The James Bond franchise is one of the longest-running movie series in the history of cinema, and over the course of its 24-film tenure, has managed to rank #3 in the highest-grossing movie franchises of all time (behind Harry Potter and the Marvel Cinematic Universe). Its iconic status and immense popularity categorically cannot be denied, yet at the same time, it's not exactly had a consistent track record over the years, with the various changing-up of actors and creative strategies making for countless Bond moments fans would rather just forget (and no, this isn't just picking on the Roger Moore years). These poor decisions made viewers wince and cringe rather than feel the thrill of the spy's best efforts: this includes poorly-cast Bond girls, behind-the-scenes issues which hampered creativity, unsavoury cameos, tonal problems, dubious disguises, bad CGI, and some awful directorial decisions. So egregious were some of these choices that there wasn't even room on the list for some of the worst Bond songs, like Madonna's Die Another Day and Jack White & Alicia Keys' Another Way To Die, to make the cut, nor the infuriating decision to move the gun-barrel sequence to the end of the films with Quantum of Solace. Here are 15 terrible mistakes that almost ruined the James Bond franchise for everyone.
15. Denise Richards As Christmas JonesIt's easy to see why MGM threw Denise Richards into the James Bond franchise: in fact, anyone who saw Richards as the young sexpot in Wild Things could see why. It's hard to deny her jaw-dropping sexiness, filling out a pair of hot pants and crop-top perfectly, but as such it's also hard to take her seriously as the preposterously-named Christmas Jones, a nuclear physicist who aids James Bond in bringing down Renard, and of course, has a roll around in the hay with the spy at the movie's conclusion (leading to the cringe-worthy line from Bond, "I thought Christmas only came once a year.") Richards may be an incredibly beautiful woman, but as a hyper-intelligent scientist, she's not exactly convincing, taking the notion of stunt casting to a new, wholly ridiculous level. It's not really fair to even blame Richards (because who in their right mind would turn down this gig?), but the screenwriters and especially the casting department should have known better.

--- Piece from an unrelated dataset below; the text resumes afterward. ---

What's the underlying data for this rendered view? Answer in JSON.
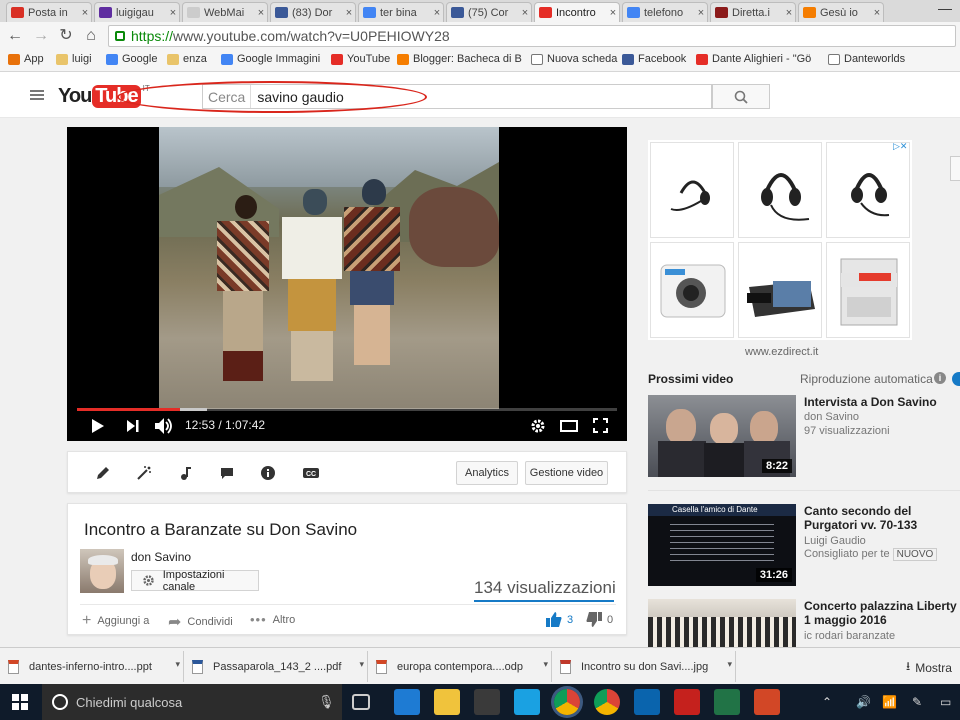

She's lovely to look at, but ultimately distracting when trying to pay attention to the story (and not always in a good way).